**SOURCE DATA**.
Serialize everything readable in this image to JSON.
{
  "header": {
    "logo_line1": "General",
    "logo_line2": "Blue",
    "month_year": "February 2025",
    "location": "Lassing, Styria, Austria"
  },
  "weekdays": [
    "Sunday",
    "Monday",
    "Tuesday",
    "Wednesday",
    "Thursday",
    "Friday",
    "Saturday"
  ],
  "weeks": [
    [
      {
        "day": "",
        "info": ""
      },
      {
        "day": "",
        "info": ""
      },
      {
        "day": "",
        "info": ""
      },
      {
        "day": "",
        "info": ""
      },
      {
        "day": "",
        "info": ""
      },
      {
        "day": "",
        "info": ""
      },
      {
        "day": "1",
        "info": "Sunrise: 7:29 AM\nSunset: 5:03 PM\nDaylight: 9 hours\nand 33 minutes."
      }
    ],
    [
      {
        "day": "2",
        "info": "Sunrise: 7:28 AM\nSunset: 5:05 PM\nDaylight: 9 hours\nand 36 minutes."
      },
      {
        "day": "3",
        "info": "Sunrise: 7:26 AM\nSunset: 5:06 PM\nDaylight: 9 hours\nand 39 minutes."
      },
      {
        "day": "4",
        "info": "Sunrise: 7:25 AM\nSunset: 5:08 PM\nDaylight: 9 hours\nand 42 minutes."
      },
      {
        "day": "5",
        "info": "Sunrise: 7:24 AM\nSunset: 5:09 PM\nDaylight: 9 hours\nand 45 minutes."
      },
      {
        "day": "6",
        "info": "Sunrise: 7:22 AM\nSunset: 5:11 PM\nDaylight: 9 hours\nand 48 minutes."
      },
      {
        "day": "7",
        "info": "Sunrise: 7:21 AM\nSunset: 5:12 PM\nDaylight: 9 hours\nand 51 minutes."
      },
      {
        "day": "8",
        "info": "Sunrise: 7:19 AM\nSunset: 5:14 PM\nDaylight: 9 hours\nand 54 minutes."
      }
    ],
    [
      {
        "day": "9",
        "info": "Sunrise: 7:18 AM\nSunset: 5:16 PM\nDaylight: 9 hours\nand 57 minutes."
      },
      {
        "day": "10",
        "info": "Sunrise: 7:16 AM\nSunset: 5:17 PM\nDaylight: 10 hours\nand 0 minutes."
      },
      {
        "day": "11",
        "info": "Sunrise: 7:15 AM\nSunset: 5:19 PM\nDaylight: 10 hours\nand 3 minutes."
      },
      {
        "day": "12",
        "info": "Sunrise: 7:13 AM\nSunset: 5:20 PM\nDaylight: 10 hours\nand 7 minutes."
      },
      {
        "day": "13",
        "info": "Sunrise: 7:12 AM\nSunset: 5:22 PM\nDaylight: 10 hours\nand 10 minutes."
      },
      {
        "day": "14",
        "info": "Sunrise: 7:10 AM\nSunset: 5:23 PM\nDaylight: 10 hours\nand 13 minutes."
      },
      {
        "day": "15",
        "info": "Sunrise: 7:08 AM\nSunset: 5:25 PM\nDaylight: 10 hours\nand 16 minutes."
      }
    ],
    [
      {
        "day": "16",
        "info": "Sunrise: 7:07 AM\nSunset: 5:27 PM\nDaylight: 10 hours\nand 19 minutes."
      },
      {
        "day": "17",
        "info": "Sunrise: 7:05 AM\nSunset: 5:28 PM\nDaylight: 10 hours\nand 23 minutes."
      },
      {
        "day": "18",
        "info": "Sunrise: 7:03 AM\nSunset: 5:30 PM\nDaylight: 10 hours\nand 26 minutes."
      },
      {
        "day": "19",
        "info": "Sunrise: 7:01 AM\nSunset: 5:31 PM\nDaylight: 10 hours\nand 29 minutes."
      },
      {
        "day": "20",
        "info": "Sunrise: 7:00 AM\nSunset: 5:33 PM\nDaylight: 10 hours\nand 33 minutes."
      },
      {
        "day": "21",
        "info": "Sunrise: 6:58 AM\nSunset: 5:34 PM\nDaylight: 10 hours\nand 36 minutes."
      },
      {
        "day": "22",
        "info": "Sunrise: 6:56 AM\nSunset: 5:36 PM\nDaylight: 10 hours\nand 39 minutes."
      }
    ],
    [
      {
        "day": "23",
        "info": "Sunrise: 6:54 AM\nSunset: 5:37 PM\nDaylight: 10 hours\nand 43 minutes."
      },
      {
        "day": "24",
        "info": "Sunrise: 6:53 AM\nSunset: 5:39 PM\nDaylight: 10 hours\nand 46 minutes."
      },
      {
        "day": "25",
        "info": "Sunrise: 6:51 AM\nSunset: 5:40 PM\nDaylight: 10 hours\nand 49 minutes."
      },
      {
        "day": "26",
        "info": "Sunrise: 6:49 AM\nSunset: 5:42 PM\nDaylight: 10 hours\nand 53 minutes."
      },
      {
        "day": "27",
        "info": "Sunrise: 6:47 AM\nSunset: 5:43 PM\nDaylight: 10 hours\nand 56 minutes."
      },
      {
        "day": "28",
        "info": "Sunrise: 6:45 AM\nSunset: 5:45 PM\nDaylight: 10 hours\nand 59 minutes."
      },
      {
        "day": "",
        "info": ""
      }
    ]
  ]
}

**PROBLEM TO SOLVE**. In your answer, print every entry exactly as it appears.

**FINISHED TASK**.
Serialize everything readable in this image to JSON.
{
  "header": {
    "logo_line1": "General",
    "logo_line2": "Blue",
    "month_year": "February 2025",
    "location": "Lassing, Styria, Austria"
  },
  "weekdays": [
    "Sunday",
    "Monday",
    "Tuesday",
    "Wednesday",
    "Thursday",
    "Friday",
    "Saturday"
  ],
  "weeks": [
    [
      {
        "day": "",
        "info": ""
      },
      {
        "day": "",
        "info": ""
      },
      {
        "day": "",
        "info": ""
      },
      {
        "day": "",
        "info": ""
      },
      {
        "day": "",
        "info": ""
      },
      {
        "day": "",
        "info": ""
      },
      {
        "day": "1",
        "info": "Sunrise: 7:29 AM\nSunset: 5:03 PM\nDaylight: 9 hours\nand 33 minutes."
      }
    ],
    [
      {
        "day": "2",
        "info": "Sunrise: 7:28 AM\nSunset: 5:05 PM\nDaylight: 9 hours\nand 36 minutes."
      },
      {
        "day": "3",
        "info": "Sunrise: 7:26 AM\nSunset: 5:06 PM\nDaylight: 9 hours\nand 39 minutes."
      },
      {
        "day": "4",
        "info": "Sunrise: 7:25 AM\nSunset: 5:08 PM\nDaylight: 9 hours\nand 42 minutes."
      },
      {
        "day": "5",
        "info": "Sunrise: 7:24 AM\nSunset: 5:09 PM\nDaylight: 9 hours\nand 45 minutes."
      },
      {
        "day": "6",
        "info": "Sunrise: 7:22 AM\nSunset: 5:11 PM\nDaylight: 9 hours\nand 48 minutes."
      },
      {
        "day": "7",
        "info": "Sunrise: 7:21 AM\nSunset: 5:12 PM\nDaylight: 9 hours\nand 51 minutes."
      },
      {
        "day": "8",
        "info": "Sunrise: 7:19 AM\nSunset: 5:14 PM\nDaylight: 9 hours\nand 54 minutes."
      }
    ],
    [
      {
        "day": "9",
        "info": "Sunrise: 7:18 AM\nSunset: 5:16 PM\nDaylight: 9 hours\nand 57 minutes."
      },
      {
        "day": "10",
        "info": "Sunrise: 7:16 AM\nSunset: 5:17 PM\nDaylight: 10 hours\nand 0 minutes."
      },
      {
        "day": "11",
        "info": "Sunrise: 7:15 AM\nSunset: 5:19 PM\nDaylight: 10 hours\nand 3 minutes."
      },
      {
        "day": "12",
        "info": "Sunrise: 7:13 AM\nSunset: 5:20 PM\nDaylight: 10 hours\nand 7 minutes."
      },
      {
        "day": "13",
        "info": "Sunrise: 7:12 AM\nSunset: 5:22 PM\nDaylight: 10 hours\nand 10 minutes."
      },
      {
        "day": "14",
        "info": "Sunrise: 7:10 AM\nSunset: 5:23 PM\nDaylight: 10 hours\nand 13 minutes."
      },
      {
        "day": "15",
        "info": "Sunrise: 7:08 AM\nSunset: 5:25 PM\nDaylight: 10 hours\nand 16 minutes."
      }
    ],
    [
      {
        "day": "16",
        "info": "Sunrise: 7:07 AM\nSunset: 5:27 PM\nDaylight: 10 hours\nand 19 minutes."
      },
      {
        "day": "17",
        "info": "Sunrise: 7:05 AM\nSunset: 5:28 PM\nDaylight: 10 hours\nand 23 minutes."
      },
      {
        "day": "18",
        "info": "Sunrise: 7:03 AM\nSunset: 5:30 PM\nDaylight: 10 hours\nand 26 minutes."
      },
      {
        "day": "19",
        "info": "Sunrise: 7:01 AM\nSunset: 5:31 PM\nDaylight: 10 hours\nand 29 minutes."
      },
      {
        "day": "20",
        "info": "Sunrise: 7:00 AM\nSunset: 5:33 PM\nDaylight: 10 hours\nand 33 minutes."
      },
      {
        "day": "21",
        "info": "Sunrise: 6:58 AM\nSunset: 5:34 PM\nDaylight: 10 hours\nand 36 minutes."
      },
      {
        "day": "22",
        "info": "Sunrise: 6:56 AM\nSunset: 5:36 PM\nDaylight: 10 hours\nand 39 minutes."
      }
    ],
    [
      {
        "day": "23",
        "info": "Sunrise: 6:54 AM\nSunset: 5:37 PM\nDaylight: 10 hours\nand 43 minutes."
      },
      {
        "day": "24",
        "info": "Sunrise: 6:53 AM\nSunset: 5:39 PM\nDaylight: 10 hours\nand 46 minutes."
      },
      {
        "day": "25",
        "info": "Sunrise: 6:51 AM\nSunset: 5:40 PM\nDaylight: 10 hours\nand 49 minutes."
      },
      {
        "day": "26",
        "info": "Sunrise: 6:49 AM\nSunset: 5:42 PM\nDaylight: 10 hours\nand 53 minutes."
      },
      {
        "day": "27",
        "info": "Sunrise: 6:47 AM\nSunset: 5:43 PM\nDaylight: 10 hours\nand 56 minutes."
      },
      {
        "day": "28",
        "info": "Sunrise: 6:45 AM\nSunset: 5:45 PM\nDaylight: 10 hours\nand 59 minutes."
      },
      {
        "day": "",
        "info": ""
      }
    ]
  ]
}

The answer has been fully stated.